── Supplied material ──

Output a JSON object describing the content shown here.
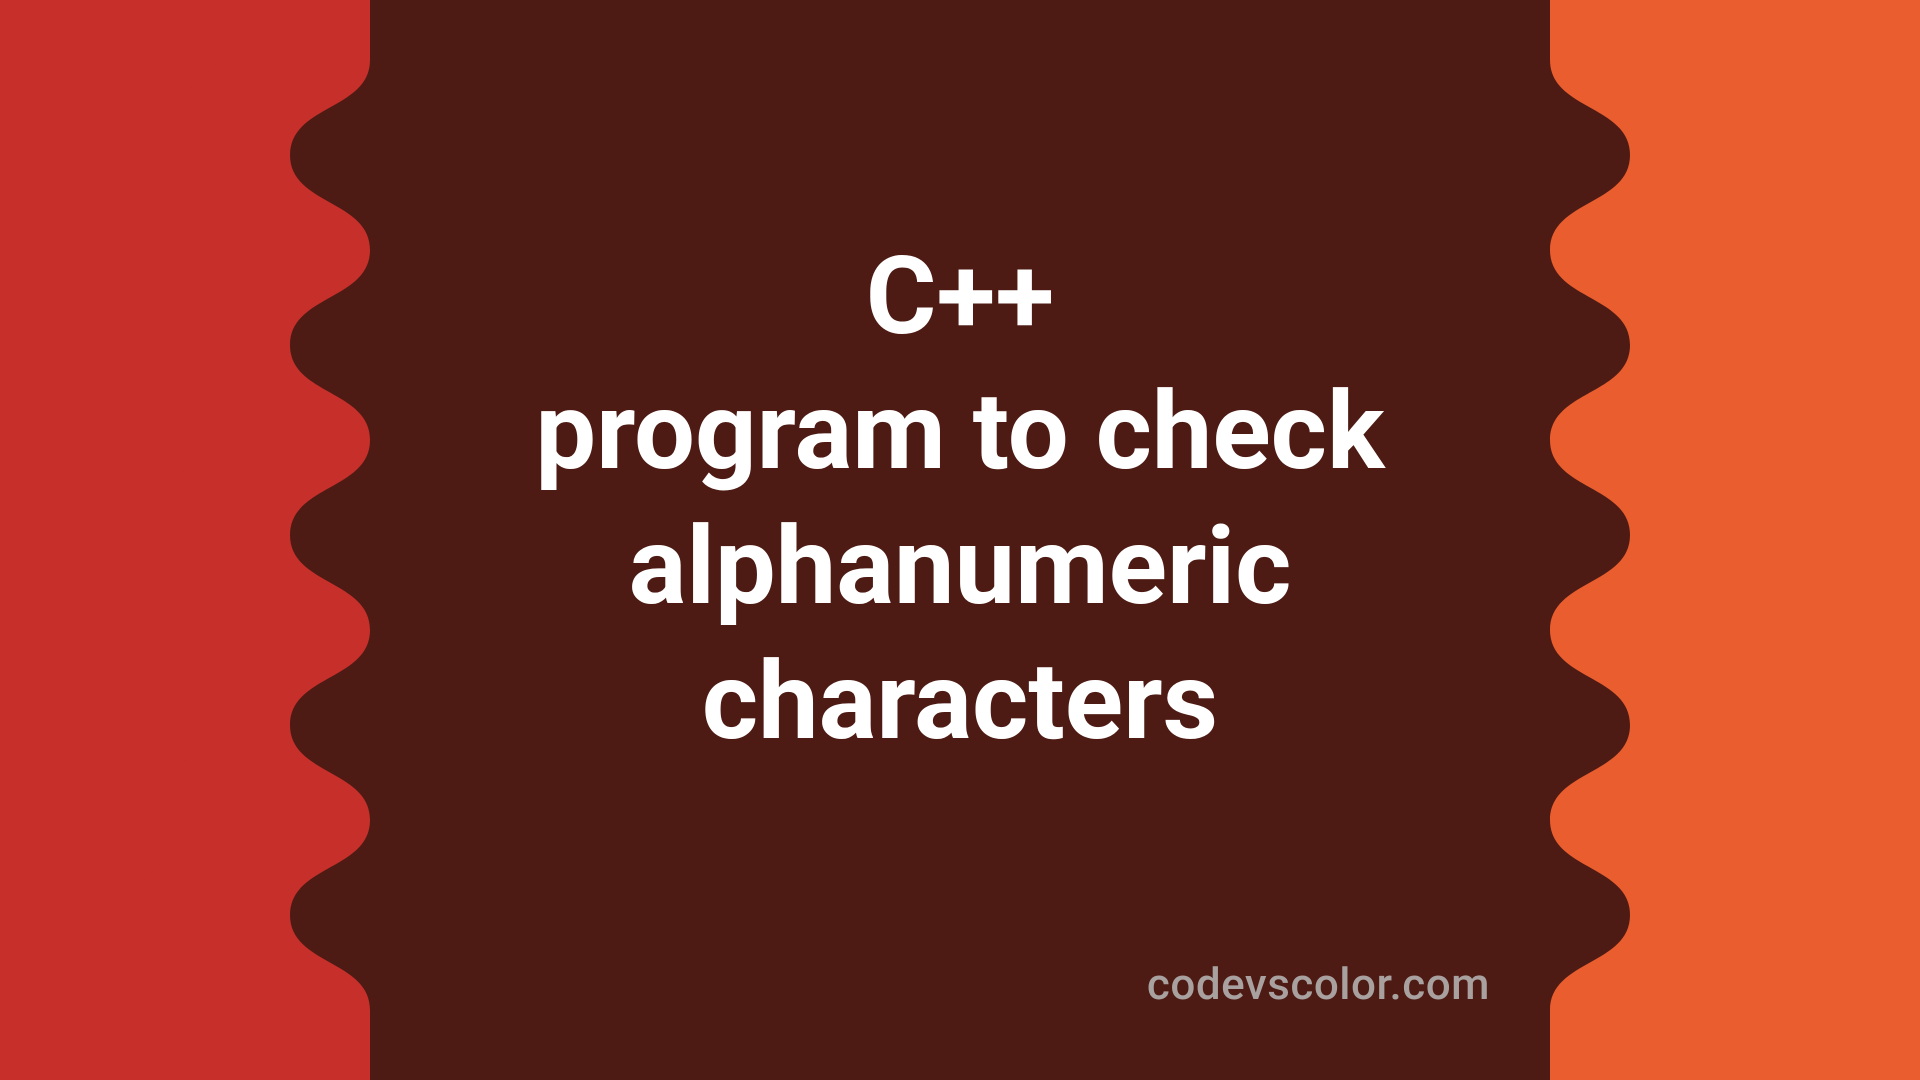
{
  "title_lines": [
    "C++",
    "program to check",
    "alphanumeric",
    "characters"
  ],
  "credit": "codevscolor.com",
  "colors": {
    "bg": "#4e1b14",
    "left": "#c62f2a",
    "right": "#e95d2e",
    "text": "#ffffff",
    "credit": "#a8a19f"
  }
}
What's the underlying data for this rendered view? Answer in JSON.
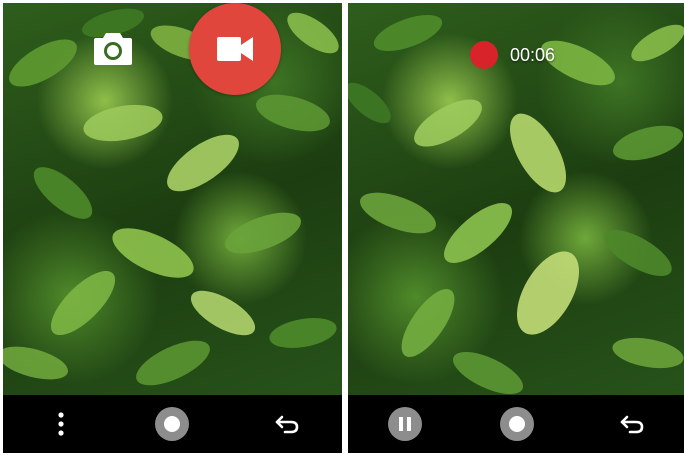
{
  "screens": [
    {
      "id": "video-ready",
      "top_controls": {
        "photo_mode_icon": "camera-icon",
        "record_icon": "videocam-icon",
        "record_color": "#e0463c"
      },
      "bottom_bar": {
        "menu_icon": "more-vert-icon",
        "shutter_icon": "shutter-icon",
        "back_icon": "undo-icon"
      }
    },
    {
      "id": "video-recording",
      "recording": {
        "elapsed_time": "00:06",
        "indicator_color": "#d9232b"
      },
      "bottom_bar": {
        "pause_icon": "pause-icon",
        "shutter_icon": "shutter-icon",
        "back_icon": "undo-icon"
      }
    }
  ]
}
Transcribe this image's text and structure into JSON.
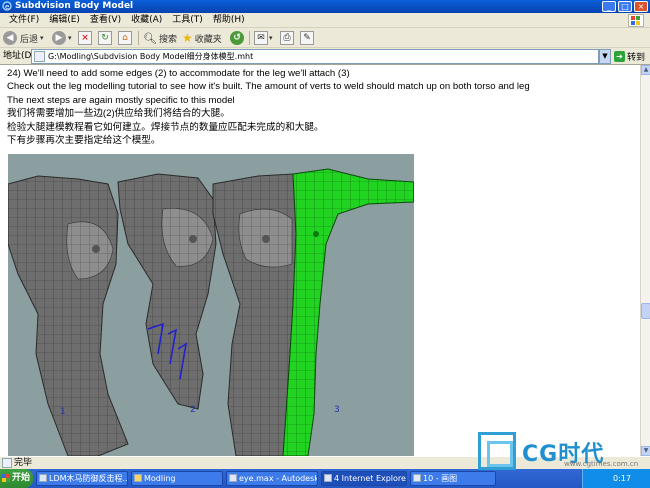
{
  "window": {
    "title": "Subdvision Body Model",
    "buttons": [
      "_",
      "□",
      "×"
    ]
  },
  "menu": [
    "文件(F)",
    "编辑(E)",
    "查看(V)",
    "收藏(A)",
    "工具(T)",
    "帮助(H)"
  ],
  "toolbar": {
    "back": "后退",
    "search": "搜索",
    "favorites": "收藏夹"
  },
  "address": {
    "label": "地址(D)",
    "value": "G:\\Modling\\Subdvision Body Model细分身体模型.mht",
    "go": "转到"
  },
  "content": {
    "lines": [
      "24) We'll need to add some edges (2) to accommodate for the leg we'll attach (3)",
      "Check out the leg modelling tutorial to see how it's built. The amount of verts to weld should match up on both torso and leg",
      "The next steps are again mostly specific to this model",
      "我们将需要增加一些边(2)供应给我们将结合的大腿。",
      "检验大腿建模教程看它如何建立。焊接节点的数量应匹配未完成的和大腿。",
      "下有步骤再次主要指定给这个模型。"
    ],
    "figure_labels": [
      "1",
      "2",
      "3"
    ]
  },
  "status": {
    "text": "完毕"
  },
  "taskbar": {
    "start": "开始",
    "tasks": [
      "LDM木马防御反击程...",
      "Modling",
      "eye.max - Autodesk 3...",
      "4 Internet Explorer",
      "10 - 画图"
    ],
    "clock": "0:17"
  },
  "watermark": {
    "brand": "CG时代",
    "url": "www.cgtimes.com.cn"
  },
  "colors": {
    "titlebar": "#0a5fd8",
    "accent_green": "#22d422",
    "mesh_gray": "#6e6e6e",
    "background": "#8b9ea0"
  }
}
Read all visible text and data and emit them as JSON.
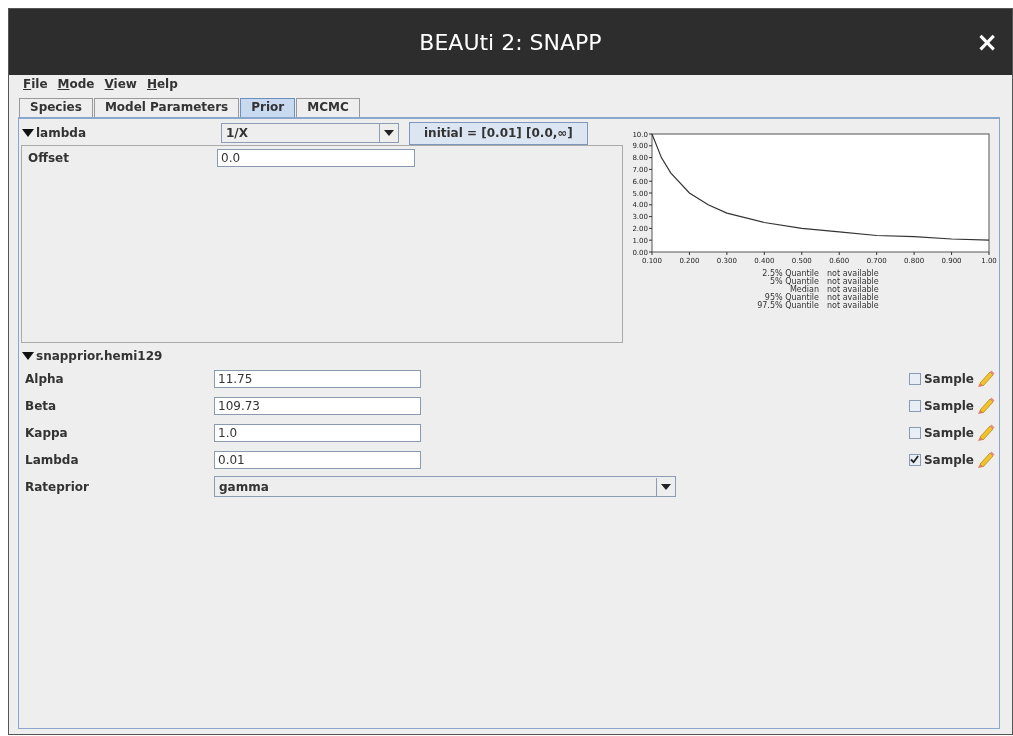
{
  "window": {
    "title": "BEAUti 2: SNAPP",
    "close": "×"
  },
  "menu": [
    "File",
    "Mode",
    "View",
    "Help"
  ],
  "tabs": [
    {
      "label": "Species",
      "selected": false
    },
    {
      "label": "Model Parameters",
      "selected": false
    },
    {
      "label": "Prior",
      "selected": true
    },
    {
      "label": "MCMC",
      "selected": false
    }
  ],
  "prior": {
    "name": "lambda",
    "expanded": true,
    "distribution": "1/X",
    "initial": "initial = [0.01] [0.0,∞]",
    "params": [
      {
        "label": "Offset",
        "value": "0.0"
      }
    ],
    "chart_data": {
      "type": "line",
      "x": [
        0.1,
        0.125,
        0.15,
        0.2,
        0.25,
        0.3,
        0.4,
        0.5,
        0.6,
        0.7,
        0.8,
        0.9,
        1.0
      ],
      "series": [
        {
          "color": "#333333",
          "values": [
            10,
            8,
            6.7,
            5,
            4,
            3.3,
            2.5,
            2,
            1.7,
            1.4,
            1.3,
            1.1,
            1
          ]
        }
      ],
      "xlim": [
        0.1,
        1.0
      ],
      "ylim": [
        0,
        10
      ],
      "xticks": [
        {
          "value": 0.1,
          "label": "0.100"
        },
        {
          "value": 0.2,
          "label": "0.200"
        },
        {
          "value": 0.3,
          "label": "0.300"
        },
        {
          "value": 0.4,
          "label": "0.400"
        },
        {
          "value": 0.5,
          "label": "0.500"
        },
        {
          "value": 0.6,
          "label": "0.600"
        },
        {
          "value": 0.7,
          "label": "0.700"
        },
        {
          "value": 0.8,
          "label": "0.800"
        },
        {
          "value": 0.9,
          "label": "0.900"
        },
        {
          "value": 1.0,
          "label": "1.00"
        }
      ],
      "yticks": [
        {
          "value": 0,
          "label": "0.00"
        },
        {
          "value": 1,
          "label": "1.00"
        },
        {
          "value": 2,
          "label": "2.00"
        },
        {
          "value": 3,
          "label": "3.00"
        },
        {
          "value": 4,
          "label": "4.00"
        },
        {
          "value": 5,
          "label": "5.00"
        },
        {
          "value": 6,
          "label": "6.00"
        },
        {
          "value": 7,
          "label": "7.00"
        },
        {
          "value": 8,
          "label": "8.00"
        },
        {
          "value": 9,
          "label": "9.00"
        },
        {
          "value": 10,
          "label": "10.0"
        }
      ]
    },
    "quantiles": [
      {
        "label": "2.5% Quantile",
        "value": "not available"
      },
      {
        "label": "5% Quantile",
        "value": "not available"
      },
      {
        "label": "Median",
        "value": "not available"
      },
      {
        "label": "95% Quantile",
        "value": "not available"
      },
      {
        "label": "97.5% Quantile",
        "value": "not available"
      }
    ]
  },
  "snapprior": {
    "name": "snapprior.hemi129",
    "expanded": true,
    "params": [
      {
        "kind": "number",
        "label": "Alpha",
        "value": "11.75",
        "sample_label": "Sample",
        "sample": false
      },
      {
        "kind": "number",
        "label": "Beta",
        "value": "109.73",
        "sample_label": "Sample",
        "sample": false
      },
      {
        "kind": "number",
        "label": "Kappa",
        "value": "1.0",
        "sample_label": "Sample",
        "sample": false
      },
      {
        "kind": "number",
        "label": "Lambda",
        "value": "0.01",
        "sample_label": "Sample",
        "sample": true
      },
      {
        "kind": "choice",
        "label": "Rateprior",
        "value": "gamma"
      }
    ]
  }
}
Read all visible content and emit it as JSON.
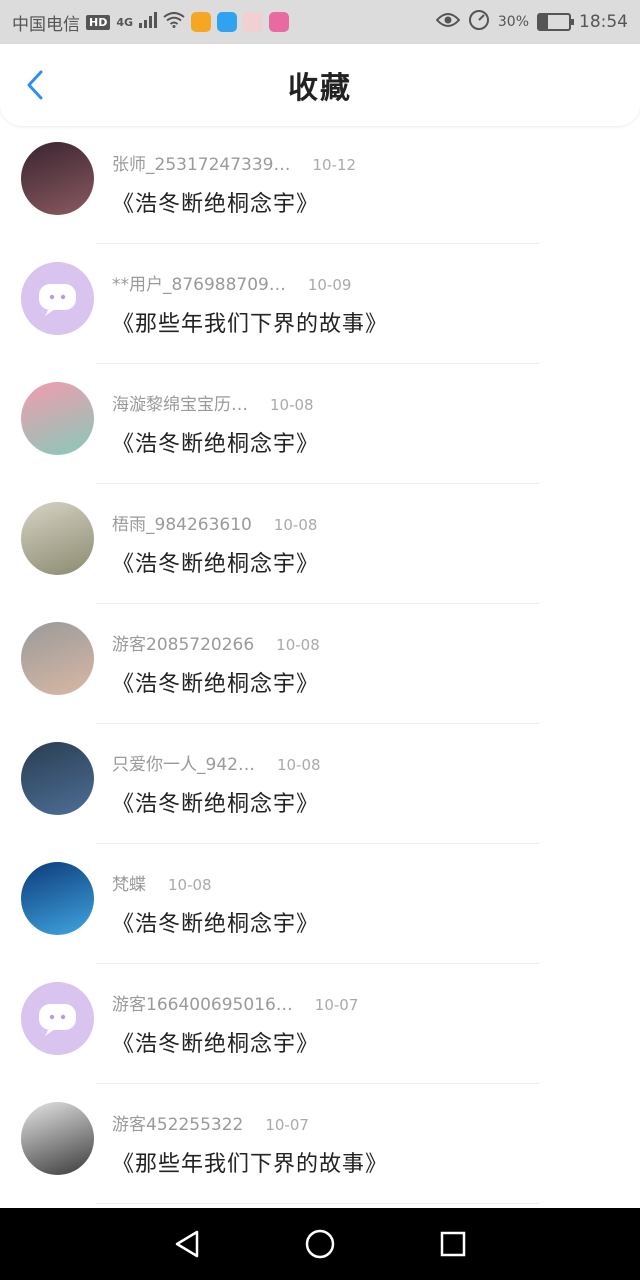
{
  "status_bar": {
    "carrier": "中国电信",
    "hd_badge": "HD",
    "network": "4G",
    "battery_percent": "30%",
    "battery_level": 0.3,
    "time": "18:54"
  },
  "header": {
    "title": "收藏"
  },
  "favorites": [
    {
      "user": "张师_25317247339…",
      "date": "10-12",
      "book": "《浩冬断绝桐念宇》",
      "avatar_colors": [
        "#3a2430",
        "#8a5a60"
      ]
    },
    {
      "user": "**用户_876988709…",
      "date": "10-09",
      "book": "《那些年我们下界的故事》",
      "avatar_colors": [
        "#d8c4ef",
        "#d8c4ef"
      ]
    },
    {
      "user": "海漩黎绵宝宝历…",
      "date": "10-08",
      "book": "《浩冬断绝桐念宇》",
      "avatar_colors": [
        "#f29cae",
        "#87c9b9"
      ]
    },
    {
      "user": "梧雨_984263610",
      "date": "10-08",
      "book": "《浩冬断绝桐念宇》",
      "avatar_colors": [
        "#d6d3c4",
        "#8b8a70"
      ]
    },
    {
      "user": "游客2085720266",
      "date": "10-08",
      "book": "《浩冬断绝桐念宇》",
      "avatar_colors": [
        "#9a9a9a",
        "#d8b8a4"
      ]
    },
    {
      "user": "只爱你一人_942…",
      "date": "10-08",
      "book": "《浩冬断绝桐念宇》",
      "avatar_colors": [
        "#2a3d52",
        "#4d6f96"
      ]
    },
    {
      "user": "梵蝶",
      "date": "10-08",
      "book": "《浩冬断绝桐念宇》",
      "avatar_colors": [
        "#0d3a7a",
        "#3fa6e0"
      ]
    },
    {
      "user": "游客166400695016…",
      "date": "10-07",
      "book": "《浩冬断绝桐念宇》",
      "avatar_colors": [
        "#d8c4ef",
        "#d8c4ef"
      ]
    },
    {
      "user": "游客452255322",
      "date": "10-07",
      "book": "《那些年我们下界的故事》",
      "avatar_colors": [
        "#e6e6e6",
        "#3a3a3a"
      ]
    }
  ]
}
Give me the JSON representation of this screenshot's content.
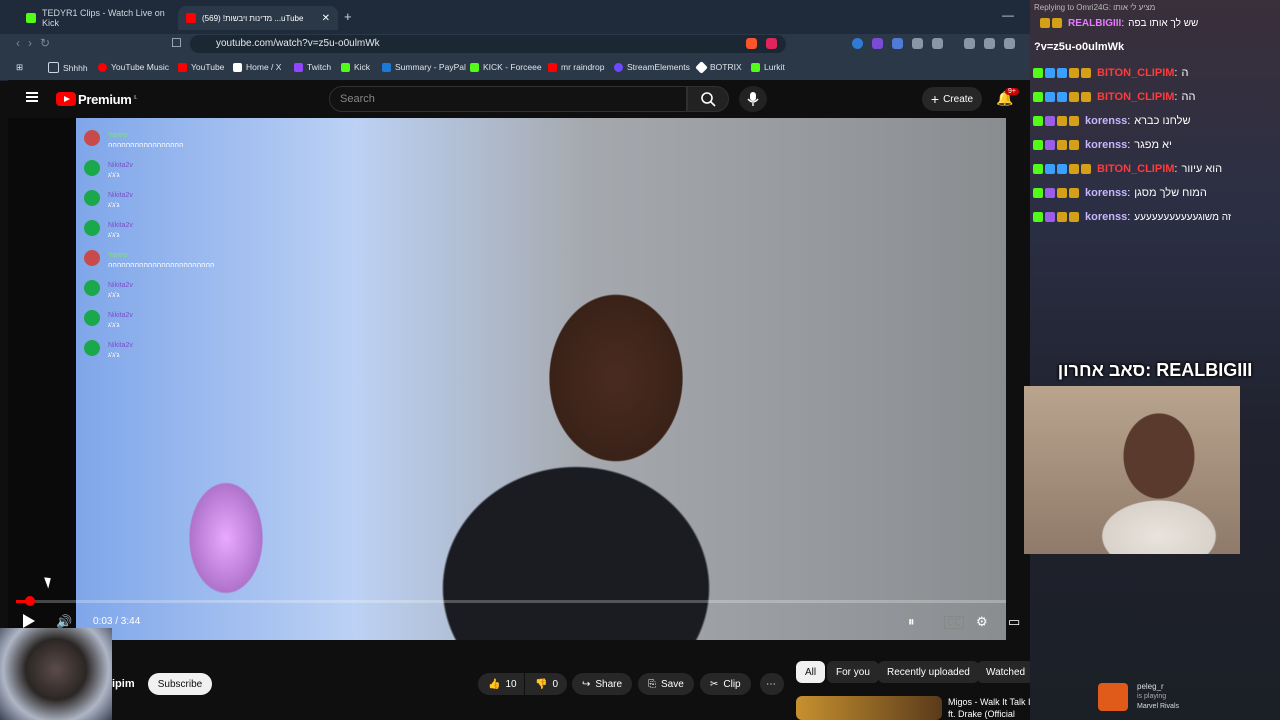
{
  "browser": {
    "tabs": [
      {
        "label": "TEDYR1 Clips - Watch Live on Kick",
        "favicon_color": "#53fc18"
      },
      {
        "label": "מדינות ויבשות! (569) ...uTube",
        "favicon_color": "#ff0000",
        "close": "✕"
      }
    ],
    "new_tab": "+",
    "minimize": "—",
    "url": "youtube.com/watch?v=z5u-o0ulmWk",
    "bookmarks": [
      {
        "label": "Shhhh",
        "color": "#cfd6df"
      },
      {
        "label": "YouTube Music",
        "color": "#ff0000"
      },
      {
        "label": "YouTube",
        "color": "#ff0000"
      },
      {
        "label": "Home / X",
        "color": "#ffffff"
      },
      {
        "label": "Twitch",
        "color": "#9146ff"
      },
      {
        "label": "Kick",
        "color": "#53fc18"
      },
      {
        "label": "Summary - PayPal",
        "color": "#1c7ad6"
      },
      {
        "label": "KICK - Forceee",
        "color": "#53fc18"
      },
      {
        "label": "mr raindrop",
        "color": "#ff0000"
      },
      {
        "label": "StreamElements",
        "color": "#6d4aff"
      },
      {
        "label": "BOTRIX",
        "color": "#ffffff"
      },
      {
        "label": "Lurkit",
        "color": "#53fc18"
      }
    ]
  },
  "youtube": {
    "brand": "Premium",
    "brand_sup": "IL",
    "search_placeholder": "Search",
    "create_label": "Create",
    "bell_badge": "9+",
    "player": {
      "time": "0:03 / 3:44",
      "progress_fraction": 0.014
    },
    "overlay_chat": [
      {
        "name": "Yarino",
        "text": "ההההההההההההההההה",
        "avatar": "#c84b4b"
      },
      {
        "name": "Nikita2v",
        "text": "ג'ג'ג",
        "avatar": "#1aa84a"
      },
      {
        "name": "Nikita2v",
        "text": "ג'ג'ג",
        "avatar": "#1aa84a"
      },
      {
        "name": "Nikita2v",
        "text": "ג'ג'ג",
        "avatar": "#1aa84a"
      },
      {
        "name": "Yarino",
        "text": "הההההההההההההההההההההההה",
        "avatar": "#c84b4b"
      },
      {
        "name": "Nikita2v",
        "text": "ג'ג'ג",
        "avatar": "#1aa84a"
      },
      {
        "name": "Nikita2v",
        "text": "ג'ג'ג",
        "avatar": "#1aa84a"
      },
      {
        "name": "Nikita2v",
        "text": "ג'ג'ג",
        "avatar": "#1aa84a"
      }
    ],
    "channel_name": "ipim",
    "subscribe_label": "Subscribe",
    "likes": "10",
    "dislikes": "0",
    "share_label": "Share",
    "save_label": "Save",
    "clip_label": "Clip",
    "chips": [
      "All",
      "For you",
      "Recently uploaded",
      "Watched"
    ],
    "recommendation_title": "Migos - Walk It Talk It ft. Drake (Official"
  },
  "stream_panel": {
    "replying_to": "Replying to Omri24G: מציע לי אותו",
    "top_message_user": "REALBIGIII",
    "top_message_text": "שש לך אותו בפה",
    "url_fragment": "?v=z5u-o0ulmWk",
    "chat": [
      {
        "user": "BITON_CLIPIM",
        "text": "ה",
        "color": "#ff3b3b"
      },
      {
        "user": "BITON_CLIPIM",
        "text": "הה",
        "color": "#ff3b3b"
      },
      {
        "user": "korenss",
        "text": "שלחנו כברא",
        "color": "#c7b6ff"
      },
      {
        "user": "korenss",
        "text": "יא מפגר",
        "color": "#c7b6ff"
      },
      {
        "user": "BITON_CLIPIM",
        "text": "הוא עיוור",
        "color": "#ff3b3b"
      },
      {
        "user": "korenss",
        "text": "המוח שלך מסגן",
        "color": "#c7b6ff"
      },
      {
        "user": "korenss",
        "text": "זה משוגעעעעעעעעעעע",
        "color": "#c7b6ff"
      }
    ],
    "sub_overlay": "סאב אחרון: REALBIGIII",
    "notification": {
      "name": "peleg_r",
      "status": "is playing",
      "game": "Marvel Rivals"
    }
  }
}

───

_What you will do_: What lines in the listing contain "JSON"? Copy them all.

_Finished exercise_:
Output a JSON object describing the content shown here.
What's the underlying data for this rendered view? Answer in JSON.
Transcribe this image's text and structure into JSON.
Read all visible text and data and emit them as JSON.
Read all visible content and emit it as JSON.
Give me the JSON representation of this screenshot's content.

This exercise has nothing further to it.